It was my first time to fish a river that I’d dreamed about for years, and man was I eager to get started. I have a habit of walking far down a long path before fishing; it’s good for the mind and body and usually gains large stretches of water to fish alone. This day, I walked a couple fast miles before looking down over the bank to see some perfect pocket water. I remember scampering down a steep ravine toward the river, sliding halfway down and dislodging rocks that chased me further forward. The rocks and I made a tremendous splash at the bottom.
I wasted no minutes. Plucking the Adams from my rod guide, I started casting into the nearest soft slick behind a midstream boulder. When I saw movement on the far bank, I turned. Directly across from where I’d made my rude appearance, a fisherman in well-worn waders and a floppy hat leaned on his walking stick and stood up from his log. He dropped his head, tossed aside an apple core and headed downriver, away from the fool who had ruined his spot.
What are the odds? Sure, I could pass it off as an honest mistake, but that’s not the truth. I wasn’t cautious enough to look around first.
So How Far?
How much river should we yield to the next fisherman? That’s really a regional answer. It’s also situational. On a backcountry brookie stream I would never park or put in anywhere near another angler. Instead, I’d travel miles upstream or drive over to the next valley to give us both the kind of space we’re looking for. But on popular destination rivers, or hard fished waters near big cities, things can be different, especially during peak times.
Truth is, you have to feel this one out. Whenever possible, stay out of sight of the next angler. And if the valleys are wide and the sight lines are long, then give an angler at least a couple hours of water to work before he runs into where you started.
Try observing the guy you’re moving in on. See what direction he’s fishing. Notice how fast he’s working the river. Then do everything possible not to disturb his fishing. Remember too, it’s better to put in behind another angler rather than jumping in front (assuming he’s wading upstream).
Just follow the Golden Rule.

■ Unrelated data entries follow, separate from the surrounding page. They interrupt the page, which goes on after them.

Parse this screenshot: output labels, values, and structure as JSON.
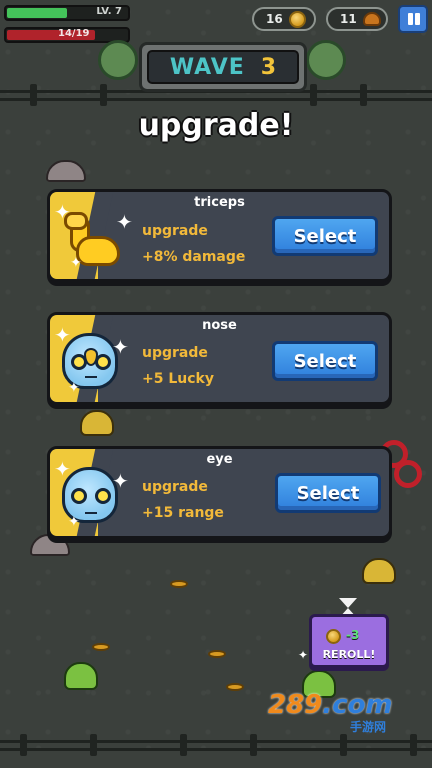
{
  "hud": {
    "level_label": "LV. 7",
    "xp_fraction": 0.5,
    "hp_text": "14/19",
    "hp_fraction": 0.737,
    "coins": "16",
    "kills": "11"
  },
  "wave": {
    "label": "WAVE",
    "number": "3"
  },
  "title": "upgrade!",
  "cards": [
    {
      "name": "triceps",
      "line1": "upgrade",
      "line2": "+8% damage",
      "icon": "muscle-arm-icon",
      "select_label": "Select"
    },
    {
      "name": "nose",
      "line1": "upgrade",
      "line2": "+5 Lucky",
      "icon": "mask-icon",
      "select_label": "Select"
    },
    {
      "name": "eye",
      "line1": "upgrade",
      "line2": "+15 range",
      "icon": "mask-icon",
      "select_label": "Select"
    }
  ],
  "reroll": {
    "cost": "-3",
    "label": "REROLL!"
  },
  "watermark": {
    "main_a": "289",
    "main_b": ".com",
    "sub": "手游网"
  },
  "colors": {
    "select_blue": "#2f7fdc",
    "upgrade_text": "#f2b93a",
    "card_bg": "#3f4550",
    "card_stripe": "#f0c93a",
    "wave_text": "#4dc4c7",
    "wave_number": "#f3c43a",
    "hp_red": "#b0232b",
    "xp_green": "#44c35a",
    "reroll_purple": "#9b6ee0"
  }
}
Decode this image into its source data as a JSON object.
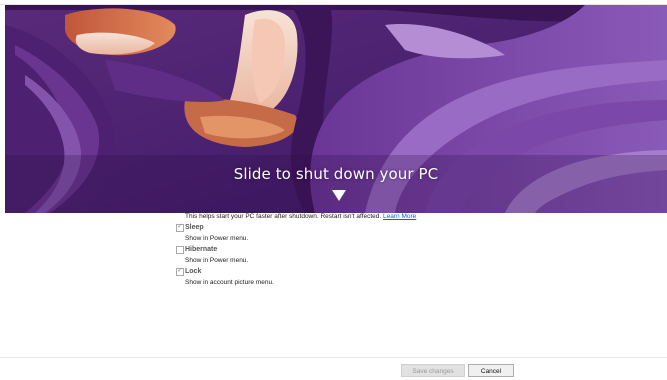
{
  "overlay": {
    "slide_text": "Slide to shut down your PC",
    "arrow_icon": "down-arrow-icon"
  },
  "settings": {
    "fast_startup_hint": "This helps start your PC faster after shutdown. Restart isn't affected.",
    "learn_more_link": "Learn More",
    "options": [
      {
        "label": "Sleep",
        "checked": true,
        "description": "Show in Power menu."
      },
      {
        "label": "Hibernate",
        "checked": false,
        "description": "Show in Power menu."
      },
      {
        "label": "Lock",
        "checked": true,
        "description": "Show in account picture menu."
      }
    ]
  },
  "footer": {
    "save_label": "Save changes",
    "cancel_label": "Cancel"
  }
}
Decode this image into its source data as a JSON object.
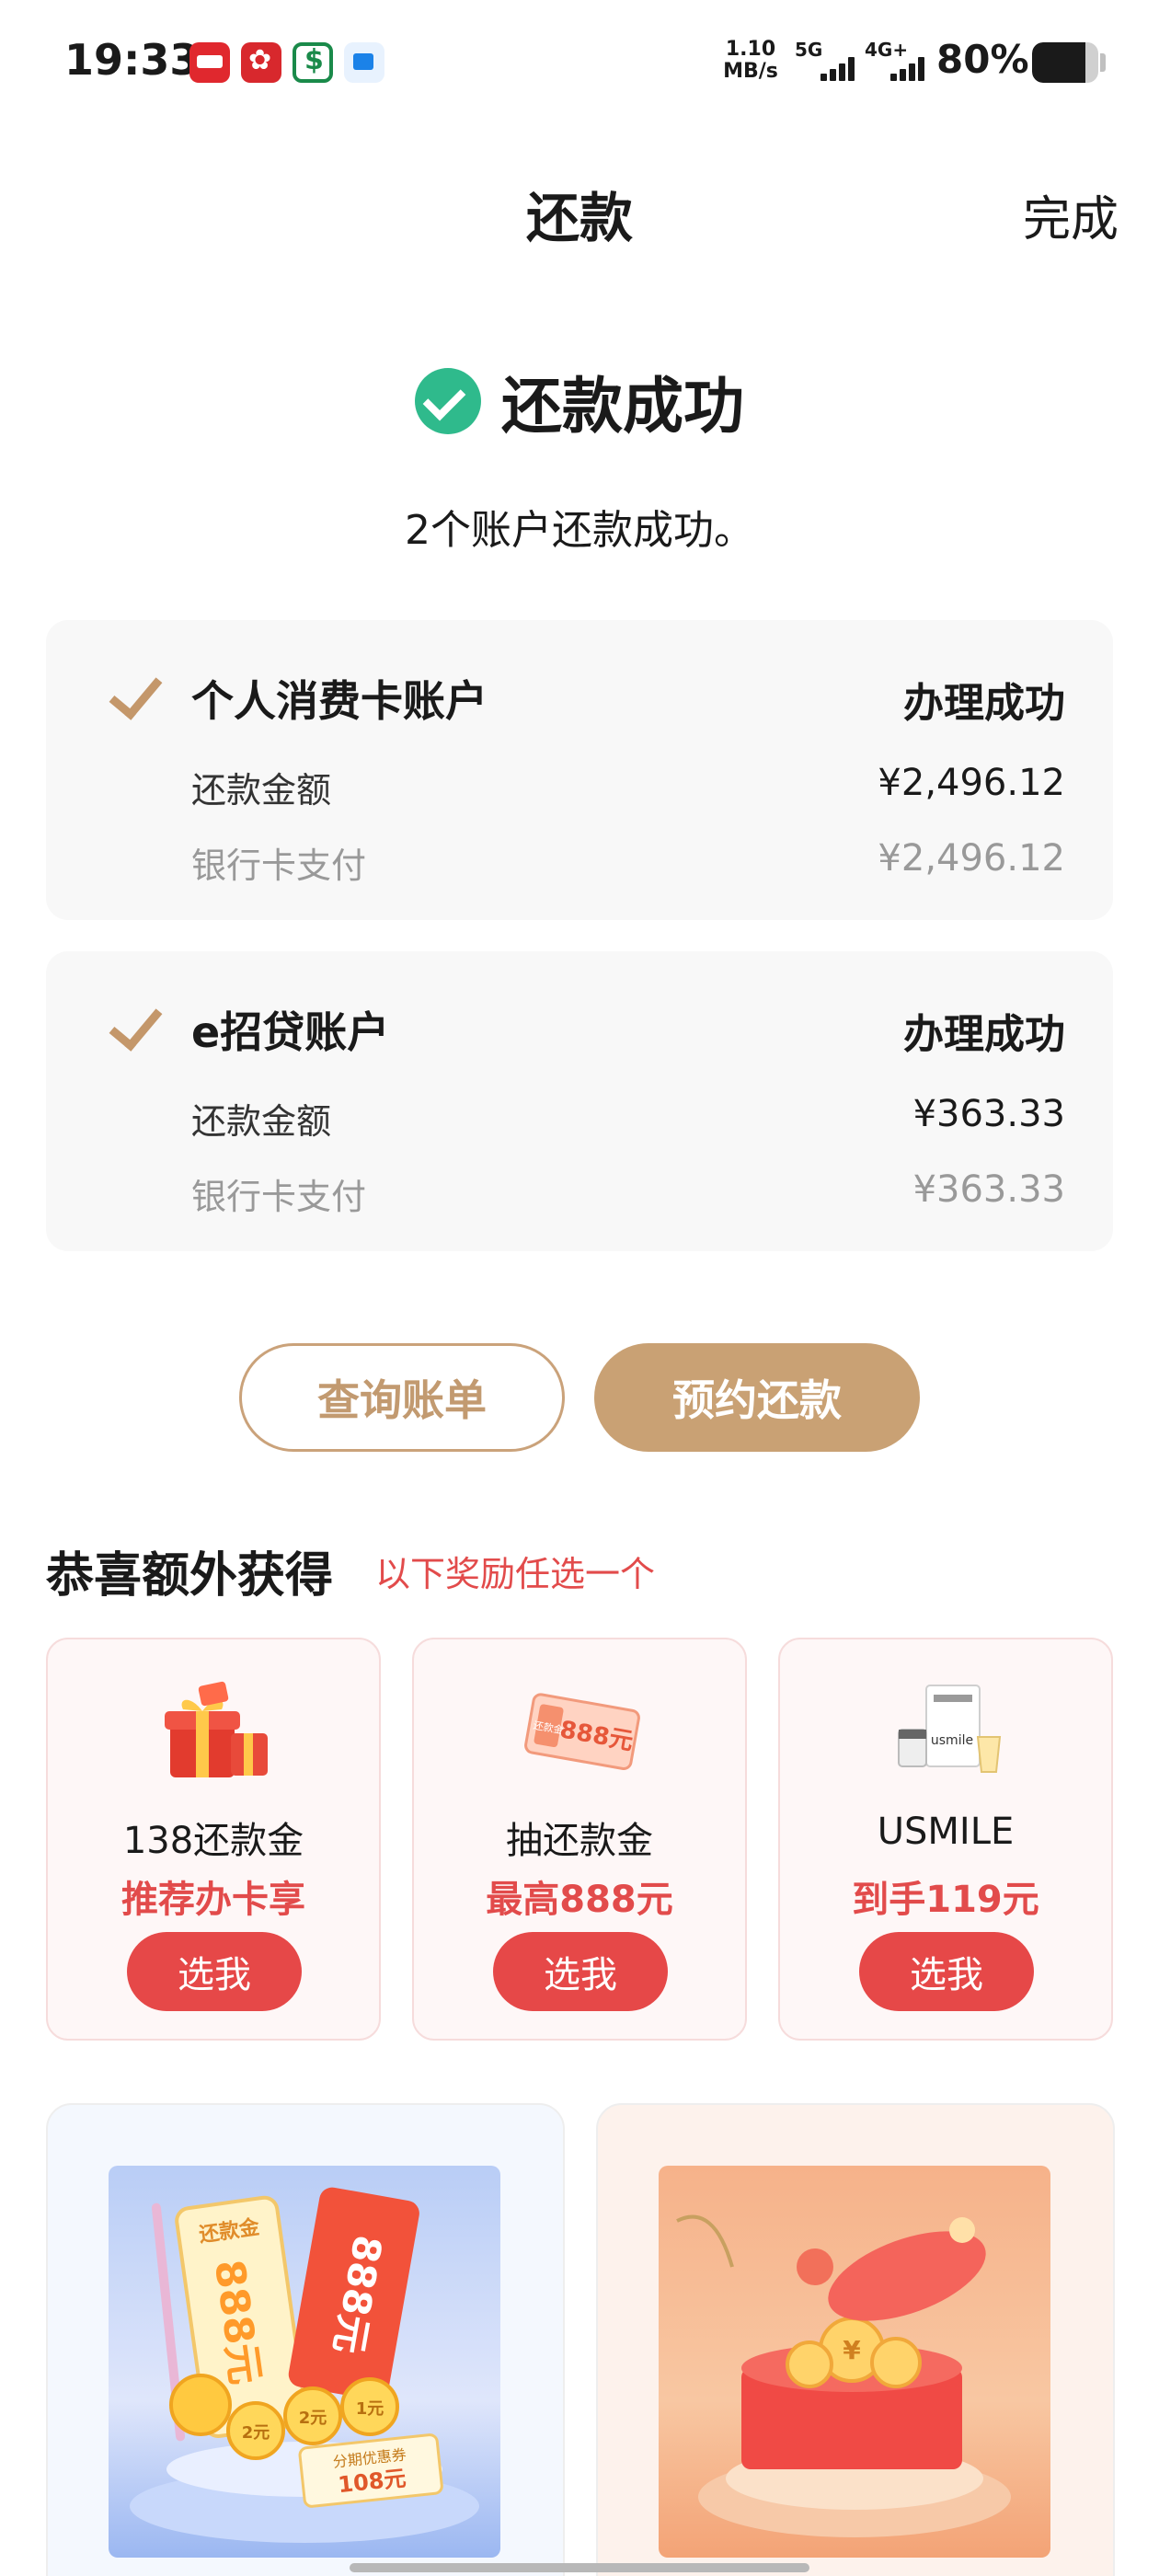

Give other fishermen the kind of space that you want them to give to you — then
double triple that and start fishing.
Enjoy the day.
T R O U T B I T T E N